What is the Best Joist Tape? Joist Tape Comparison
When you add a new deck to your home, you make a smart investment. Not only do you create a beautiful outdoor living space, but your home also gains value.
In fact, you can expect to recoup about 83% of the cost of building a new wood deck and 65% of a composite deck when you sell your home, according to Remodeling Magazine’s Cost Vs. Value Report. With a bathroom addition, the ROI is just 57%. For a kitchen renovation, it’s about 60%.
Furthermore, the cost of building a deck is relatively affordable. So if you are looking to add more living space and increase your home’s value, build a new deck.
At the same time, adding a new deck to your home is not cheap, even if you are a do-it-yourselfer (DIY).
According to HomeAdvisor, the typical cost to build 200-500 square foot deck is about $7,000. To protect this investment, add one element to your deck build: deck joist tape.
Extend the Life of Your Deck
Did you know that a deck’s substructure often starts to rot and spilt at around 8-10 years, even with treated lumber? Ensure your deck substructure lasts as long as the deck boards it supports — the boards are warranted to last about 25 years.
Water leaking through your wood, ACQ, or acza-treated lumber or composite decking can cause hidden damage unless your beams and joists are covered. The tiny cracks that form around screws and fasteners are primary pathways for wood rot. For a few extra dollars, you can protect your deck framing by applying a peel-and-stick flashing tape that protects the joists and beams from moisture.
Using a high-quality joist flashing tape — also sometimes called deck joist tape or joist flashing tape — such as Trex Protect can protect the top of the deck joist, rim joist, and ledger board from developing rot and wood decay. The flashing tape will hold water out and help seal around screw holes, metal fasteners, and hidden deck fasteners, to help prevent cracks and corrosion of the metal surface.
The three main choices for deck flashing tape are butyl, asphalt, or bitumen. What’s the difference and which should you choose?
Which is Best: Butyl or Asphalt?
Joist tape typically comes in three types: acrylic tape (G Tape), butyl, and bitumen. Bitumen, made from petroleum and asphalt, will dry out over time, reducing flashing effectiveness. That leaves acrylic or butyl joist tape.
Butyl rubber tape has many advantages over acrylic-based tape:
- It is stickier
- It endures less stain
- It has less high-temperature oozing
- It can be applied in a wide range of temperatures
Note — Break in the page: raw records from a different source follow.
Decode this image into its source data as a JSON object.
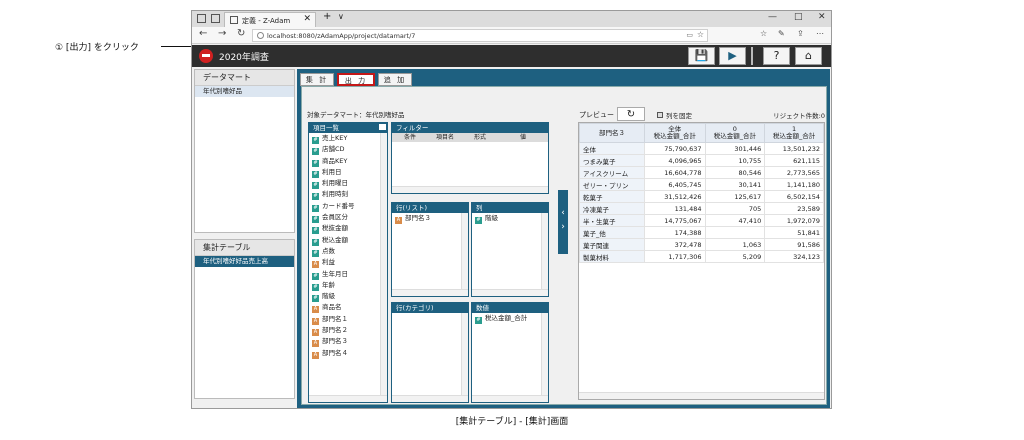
{
  "annotation": {
    "callout": "① [出力] をクリック",
    "caption": "[集計テーブル] - [集計]画面"
  },
  "browser": {
    "tab_title": "定義 - Z-Adam",
    "url": "localhost:8080/zAdamApp/project/datamart/7",
    "controls": {
      "minimize": "—",
      "maximize": "□",
      "close": "✕",
      "back": "←",
      "forward": "→",
      "reload": "↻",
      "new_tab": "+",
      "tab_menu": "∨"
    }
  },
  "app": {
    "title": "2020年調査",
    "buttons": {
      "save": "💾",
      "run": "▶",
      "help": "?",
      "home": "⌂"
    }
  },
  "sidebar": {
    "datamart": {
      "header": "データマート",
      "items": [
        "年代別嗜好品"
      ]
    },
    "table": {
      "header": "集計テーブル",
      "items": [
        "年代別嗜好好品売上高"
      ]
    }
  },
  "tabs": [
    "集 計",
    "出 力",
    "追 加"
  ],
  "target_label": "対象データマート：年代別嗜好品",
  "fields": {
    "header": "項目一覧",
    "items": [
      {
        "type": "N",
        "label": "売上KEY"
      },
      {
        "type": "N",
        "label": "店舗CD"
      },
      {
        "type": "N",
        "label": "商品KEY"
      },
      {
        "type": "N",
        "label": "利用日"
      },
      {
        "type": "N",
        "label": "利用曜日"
      },
      {
        "type": "N",
        "label": "利用時刻"
      },
      {
        "type": "N",
        "label": "カード番号"
      },
      {
        "type": "N",
        "label": "会員区分"
      },
      {
        "type": "N",
        "label": "税抜金額"
      },
      {
        "type": "N",
        "label": "税込金額"
      },
      {
        "type": "N",
        "label": "点数"
      },
      {
        "type": "A",
        "label": "利益"
      },
      {
        "type": "N",
        "label": "生年月日"
      },
      {
        "type": "N",
        "label": "年齢"
      },
      {
        "type": "N",
        "label": "階級"
      },
      {
        "type": "A",
        "label": "商品名"
      },
      {
        "type": "A",
        "label": "部門名１"
      },
      {
        "type": "A",
        "label": "部門名２"
      },
      {
        "type": "A",
        "label": "部門名３"
      },
      {
        "type": "A",
        "label": "部門名４"
      }
    ]
  },
  "filter": {
    "header": "フィルター",
    "columns": [
      "条件",
      "項目名",
      "形式",
      "値"
    ]
  },
  "rows_list": {
    "header": "行(リスト)",
    "items": [
      {
        "type": "A",
        "label": "部門名３"
      }
    ]
  },
  "cols": {
    "header": "列",
    "items": [
      {
        "type": "N",
        "label": "階級"
      }
    ]
  },
  "rows_cat": {
    "header": "行(カテゴリ)",
    "items": []
  },
  "values": {
    "header": "数値",
    "items": [
      {
        "type": "N",
        "label": "税込金額_合計"
      }
    ]
  },
  "preview": {
    "label": "プレビュー",
    "fix_columns": "列を固定",
    "reject": "リジェクト件数:0",
    "headers": [
      [
        "部門名３"
      ],
      [
        "全体",
        "税込金額_合計"
      ],
      [
        "0",
        "税込金額_合計"
      ],
      [
        "1",
        "税込金額_合計"
      ]
    ],
    "rows": [
      [
        "全体",
        "75,790,637",
        "301,446",
        "13,501,232"
      ],
      [
        "つまみ菓子",
        "4,096,965",
        "10,755",
        "621,115"
      ],
      [
        "アイスクリーム",
        "16,604,778",
        "80,546",
        "2,773,565"
      ],
      [
        "ゼリー・プリン",
        "6,405,745",
        "30,141",
        "1,141,180"
      ],
      [
        "乾菓子",
        "31,512,426",
        "125,617",
        "6,502,154"
      ],
      [
        "冷凍菓子",
        "131,484",
        "705",
        "23,589"
      ],
      [
        "半・生菓子",
        "14,775,067",
        "47,410",
        "1,972,079"
      ],
      [
        "菓子_他",
        "174,388",
        "",
        "51,841"
      ],
      [
        "菓子関連",
        "372,478",
        "1,063",
        "91,586"
      ],
      [
        "製菓材料",
        "1,717,306",
        "5,209",
        "324,123"
      ]
    ]
  }
}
- It is more rubbery than acrylic-based tape, allowing it to flow better around the decking screws and deck fasteners to create a tighter seal. Again, keeping water out is key to preventing wood damage and metal corrosion.
In summary, butyl tape provides superior weatherproofing for the wood foundation of your deck.
What to Consider in Flashing Tape
Choosing the right joist and beam tape doesn’t need to take a lot of effort. However, there are a few things you need to consider before you make your purchase.
Flashing Material As covered above, the two main types of quality flashing tape are asphalt and butyl. Butyl tape, such as Trex Protect, has better adhesion, endures less stain, has less high-temperature oozing, and can be applied in a wide range of temperatures. It can flow better around deck screws for a tighter seal.
Any contractor or DIY homeowner will tell you to buy a butyl tape that is easy to install and requires little trimming. Because of its super grip, you want to be able to put the tape down once on a dry surface. A self-adhesive butyl tape that lies directly on the boards requires minimum cuts with little overlap.
When applying flashing tape to your joists and beams, you want to be sure to purchase a tape that is not too thin and not too thick. With thin tape, you risk the long-term durability of the tape. A thick tape can be difficult to install.
Protecting your joist, beams, and deck support posts should not cost a fortune at checkout. As with any item you are buying, cost comparisons alone may not be the right approach to selecting the best joist and beam tape. You need to consider the full cost to protect your deck, which involves not only the price you pay but also the quality of the tape.
There are several different brands of butyl and asphalt tape on the market. The chart below gives you a comparison and shows why Trex Protect is the leading joist and beam tape available. Not only does it come with a 25-year warranty, but Trex, the world’s #1 decking brand, also backs this product. New products don’t have this kind of track record.
Check out your choices and make the best decision on the best joist tape. You’ll protect the joists and beams from wood rot and preserve your valuable outdoor living space into the future.